*About this exercise*:
Print the listing below in its entirety, character for character.

============

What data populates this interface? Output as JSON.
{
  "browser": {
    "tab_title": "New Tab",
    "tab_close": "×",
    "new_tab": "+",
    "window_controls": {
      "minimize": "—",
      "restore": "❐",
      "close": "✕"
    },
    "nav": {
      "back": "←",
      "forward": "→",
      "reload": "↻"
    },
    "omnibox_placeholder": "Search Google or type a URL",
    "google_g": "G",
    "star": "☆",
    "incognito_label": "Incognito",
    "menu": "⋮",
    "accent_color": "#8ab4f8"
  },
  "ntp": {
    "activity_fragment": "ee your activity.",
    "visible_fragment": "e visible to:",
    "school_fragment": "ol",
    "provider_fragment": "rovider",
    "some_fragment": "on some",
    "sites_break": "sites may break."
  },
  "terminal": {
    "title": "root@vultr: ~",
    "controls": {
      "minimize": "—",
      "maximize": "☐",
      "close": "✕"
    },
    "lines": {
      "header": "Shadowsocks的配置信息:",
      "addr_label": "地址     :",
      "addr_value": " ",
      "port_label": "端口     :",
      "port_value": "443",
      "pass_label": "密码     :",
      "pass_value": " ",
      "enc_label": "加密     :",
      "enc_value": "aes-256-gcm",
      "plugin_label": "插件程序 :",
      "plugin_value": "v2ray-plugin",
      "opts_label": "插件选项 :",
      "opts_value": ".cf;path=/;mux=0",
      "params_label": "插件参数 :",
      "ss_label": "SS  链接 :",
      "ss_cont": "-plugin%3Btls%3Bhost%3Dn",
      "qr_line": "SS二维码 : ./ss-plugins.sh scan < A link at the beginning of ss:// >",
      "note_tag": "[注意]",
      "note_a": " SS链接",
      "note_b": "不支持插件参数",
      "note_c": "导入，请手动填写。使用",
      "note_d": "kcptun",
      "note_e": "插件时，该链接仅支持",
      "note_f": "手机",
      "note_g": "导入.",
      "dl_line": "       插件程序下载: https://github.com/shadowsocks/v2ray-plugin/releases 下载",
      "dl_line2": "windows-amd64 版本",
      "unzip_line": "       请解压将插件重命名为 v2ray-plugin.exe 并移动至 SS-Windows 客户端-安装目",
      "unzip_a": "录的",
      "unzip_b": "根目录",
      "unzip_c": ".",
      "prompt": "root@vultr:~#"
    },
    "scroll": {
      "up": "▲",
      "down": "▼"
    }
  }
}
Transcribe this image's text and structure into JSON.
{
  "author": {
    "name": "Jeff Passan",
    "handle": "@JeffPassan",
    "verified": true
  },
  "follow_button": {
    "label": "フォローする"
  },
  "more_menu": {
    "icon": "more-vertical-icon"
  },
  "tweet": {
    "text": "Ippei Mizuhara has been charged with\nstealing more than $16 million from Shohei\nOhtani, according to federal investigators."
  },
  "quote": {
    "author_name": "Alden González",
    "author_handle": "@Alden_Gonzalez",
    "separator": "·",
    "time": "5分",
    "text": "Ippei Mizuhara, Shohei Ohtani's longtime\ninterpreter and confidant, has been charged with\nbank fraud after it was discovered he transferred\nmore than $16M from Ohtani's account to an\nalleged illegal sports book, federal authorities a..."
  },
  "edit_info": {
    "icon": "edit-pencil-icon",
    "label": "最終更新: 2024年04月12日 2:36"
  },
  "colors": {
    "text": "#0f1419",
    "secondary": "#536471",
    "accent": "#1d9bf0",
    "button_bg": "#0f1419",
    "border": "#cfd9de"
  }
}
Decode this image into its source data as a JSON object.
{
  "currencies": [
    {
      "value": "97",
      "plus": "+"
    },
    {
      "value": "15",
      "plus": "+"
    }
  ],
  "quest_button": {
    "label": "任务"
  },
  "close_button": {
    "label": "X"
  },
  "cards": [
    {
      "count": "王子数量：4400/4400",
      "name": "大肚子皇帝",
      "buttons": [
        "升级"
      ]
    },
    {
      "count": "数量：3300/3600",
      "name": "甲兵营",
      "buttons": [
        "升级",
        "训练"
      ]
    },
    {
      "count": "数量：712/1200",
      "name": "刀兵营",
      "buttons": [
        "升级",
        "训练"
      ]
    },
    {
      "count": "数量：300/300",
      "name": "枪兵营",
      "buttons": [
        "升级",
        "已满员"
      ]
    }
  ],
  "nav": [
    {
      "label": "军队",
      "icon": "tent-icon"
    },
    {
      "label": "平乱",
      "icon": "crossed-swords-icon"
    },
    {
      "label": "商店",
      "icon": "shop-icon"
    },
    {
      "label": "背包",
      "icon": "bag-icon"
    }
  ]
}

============

*Your response*:
What data populates this interface? Output as JSON.
{
  "browser": {
    "tab_title": "New Tab",
    "tab_close": "×",
    "new_tab": "+",
    "window_controls": {
      "minimize": "—",
      "restore": "❐",
      "close": "✕"
    },
    "nav": {
      "back": "←",
      "forward": "→",
      "reload": "↻"
    },
    "omnibox_placeholder": "Search Google or type a URL",
    "google_g": "G",
    "star": "☆",
    "incognito_label": "Incognito",
    "menu": "⋮",
    "accent_color": "#8ab4f8"
  },
  "ntp": {
    "activity_fragment": "ee your activity.",
    "visible_fragment": "e visible to:",
    "school_fragment": "ol",
    "provider_fragment": "rovider",
    "some_fragment": "on some",
    "sites_break": "sites may break."
  },
  "terminal": {
    "title": "root@vultr: ~",
    "controls": {
      "minimize": "—",
      "maximize": "☐",
      "close": "✕"
    },
    "lines": {
      "header": "Shadowsocks的配置信息:",
      "addr_label": "地址     :",
      "addr_value": " ",
      "port_label": "端口     :",
      "port_value": "443",
      "pass_label": "密码     :",
      "pass_value": " ",
      "enc_label": "加密     :",
      "enc_value": "aes-256-gcm",
      "plugin_label": "插件程序 :",
      "plugin_value": "v2ray-plugin",
      "opts_label": "插件选项 :",
      "opts_value": ".cf;path=/;mux=0",
      "params_label": "插件参数 :",
      "ss_label": "SS  链接 :",
      "ss_cont": "-plugin%3Btls%3Bhost%3Dn",
      "qr_line": "SS二维码 : ./ss-plugins.sh scan < A link at the beginning of ss:// >",
      "note_tag": "[注意]",
      "note_a": " SS链接",
      "note_b": "不支持插件参数",
      "note_c": "导入，请手动填写。使用",
      "note_d": "kcptun",
      "note_e": "插件时，该链接仅支持",
      "note_f": "手机",
      "note_g": "导入.",
      "dl_line": "       插件程序下载: https://github.com/shadowsocks/v2ray-plugin/releases 下载",
      "dl_line2": "windows-amd64 版本",
      "unzip_line": "       请解压将插件重命名为 v2ray-plugin.exe 并移动至 SS-Windows 客户端-安装目",
      "unzip_a": "录的",
      "unzip_b": "根目录",
      "unzip_c": ".",
      "prompt": "root@vultr:~#"
    },
    "scroll": {
      "up": "▲",
      "down": "▼"
    }
  }
}
Transcribe this image's text and structure into JSON.
{
  "author": {
    "name": "Jeff Passan",
    "handle": "@JeffPassan",
    "verified": true
  },
  "follow_button": {
    "label": "フォローする"
  },
  "more_menu": {
    "icon": "more-vertical-icon"
  },
  "tweet": {
    "text": "Ippei Mizuhara has been charged with\nstealing more than $16 million from Shohei\nOhtani, according to federal investigators."
  },
  "quote": {
    "author_name": "Alden González",
    "author_handle": "@Alden_Gonzalez",
    "separator": "·",
    "time": "5分",
    "text": "Ippei Mizuhara, Shohei Ohtani's longtime\ninterpreter and confidant, has been charged with\nbank fraud after it was discovered he transferred\nmore than $16M from Ohtani's account to an\nalleged illegal sports book, federal authorities a..."
  },
  "edit_info": {
    "icon": "edit-pencil-icon",
    "label": "最終更新: 2024年04月12日 2:36"
  },
  "colors": {
    "text": "#0f1419",
    "secondary": "#536471",
    "accent": "#1d9bf0",
    "button_bg": "#0f1419",
    "border": "#cfd9de"
  }
}
Decode this image into its source data as a JSON object.
{
  "currencies": [
    {
      "value": "97",
      "plus": "+"
    },
    {
      "value": "15",
      "plus": "+"
    }
  ],
  "quest_button": {
    "label": "任务"
  },
  "close_button": {
    "label": "X"
  },
  "cards": [
    {
      "count": "王子数量：4400/4400",
      "name": "大肚子皇帝",
      "buttons": [
        "升级"
      ]
    },
    {
      "count": "数量：3300/3600",
      "name": "甲兵营",
      "buttons": [
        "升级",
        "训练"
      ]
    },
    {
      "count": "数量：712/1200",
      "name": "刀兵营",
      "buttons": [
        "升级",
        "训练"
      ]
    },
    {
      "count": "数量：300/300",
      "name": "枪兵营",
      "buttons": [
        "升级",
        "已满员"
      ]
    }
  ],
  "nav": [
    {
      "label": "军队",
      "icon": "tent-icon"
    },
    {
      "label": "平乱",
      "icon": "crossed-swords-icon"
    },
    {
      "label": "商店",
      "icon": "shop-icon"
    },
    {
      "label": "背包",
      "icon": "bag-icon"
    }
  ]
}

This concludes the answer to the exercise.